Top of Excerpted records
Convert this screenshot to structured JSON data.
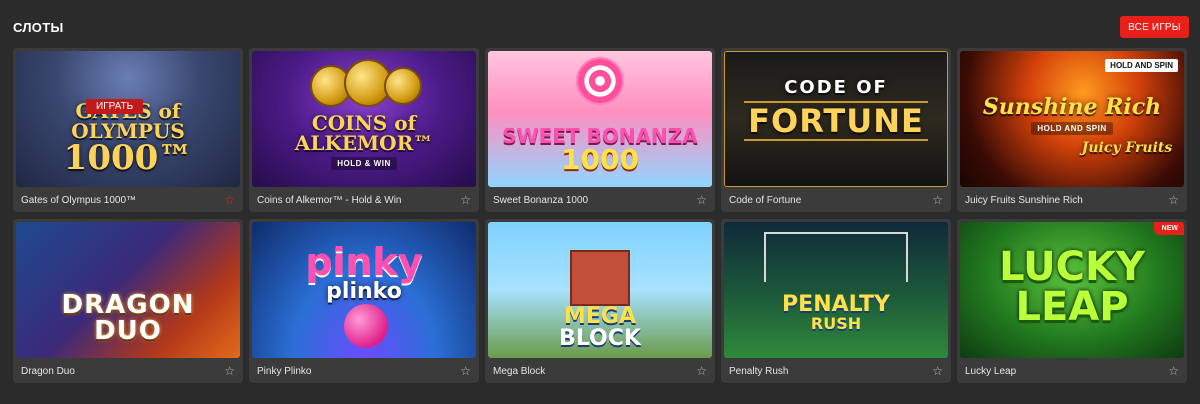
{
  "section": {
    "title": "СЛОТЫ",
    "all_games_label": "ВСЕ ИГРЫ"
  },
  "games": [
    {
      "title": "Gates of Olympus 1000™",
      "art_line1": "GATES of OLYMPUS",
      "art_line2": "1000™",
      "hover_label": "ИГРАТЬ",
      "favorite": true
    },
    {
      "title": "Coins of Alkemor™ - Hold & Win",
      "art_line1": "COINS of ALKEMOR™",
      "art_line2": "HOLD & WIN",
      "favorite": false
    },
    {
      "title": "Sweet Bonanza 1000",
      "art_line1": "SWEET BONANZA",
      "art_line2": "1000",
      "favorite": false
    },
    {
      "title": "Code of Fortune",
      "art_line1": "CODE OF",
      "art_line2": "FORTUNE",
      "favorite": false
    },
    {
      "title": "Juicy Fruits Sunshine Rich",
      "art_line1": "Sunshine Rich",
      "art_line2": "HOLD AND SPIN",
      "art_line3": "Juicy Fruits",
      "corner_tag": "HOLD AND SPIN",
      "favorite": false
    },
    {
      "title": "Dragon Duo",
      "art_line1": "DRAGON",
      "art_line2": "DUO",
      "favorite": false
    },
    {
      "title": "Pinky Plinko",
      "art_line1": "pinky",
      "art_line2": "plinko",
      "favorite": false
    },
    {
      "title": "Mega Block",
      "art_line1": "MEGA",
      "art_line2": "BLOCK",
      "favorite": false
    },
    {
      "title": "Penalty Rush",
      "art_line1": "PENALTY",
      "art_line2": "RUSH",
      "favorite": false
    },
    {
      "title": "Lucky Leap",
      "art_line1": "LUCKY",
      "art_line2": "LEAP",
      "badge": "NEW",
      "favorite": false
    }
  ],
  "colors": {
    "background": "#2b2b2b",
    "card": "#3b3b3b",
    "accent": "#e8201a"
  },
  "icons": {
    "favorite": "star-icon"
  }
}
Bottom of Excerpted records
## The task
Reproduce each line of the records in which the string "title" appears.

## Completed exercise
    "title": "СЛОТЫ",
      "title": "Gates of Olympus 1000™",
      "title": "Coins of Alkemor™ - Hold & Win",
      "title": "Sweet Bonanza 1000",
      "title": "Code of Fortune",
      "title": "Juicy Fruits Sunshine Rich",
      "title": "Dragon Duo",
      "title": "Pinky Plinko",
      "title": "Mega Block",
      "title": "Penalty Rush",
      "title": "Lucky Leap",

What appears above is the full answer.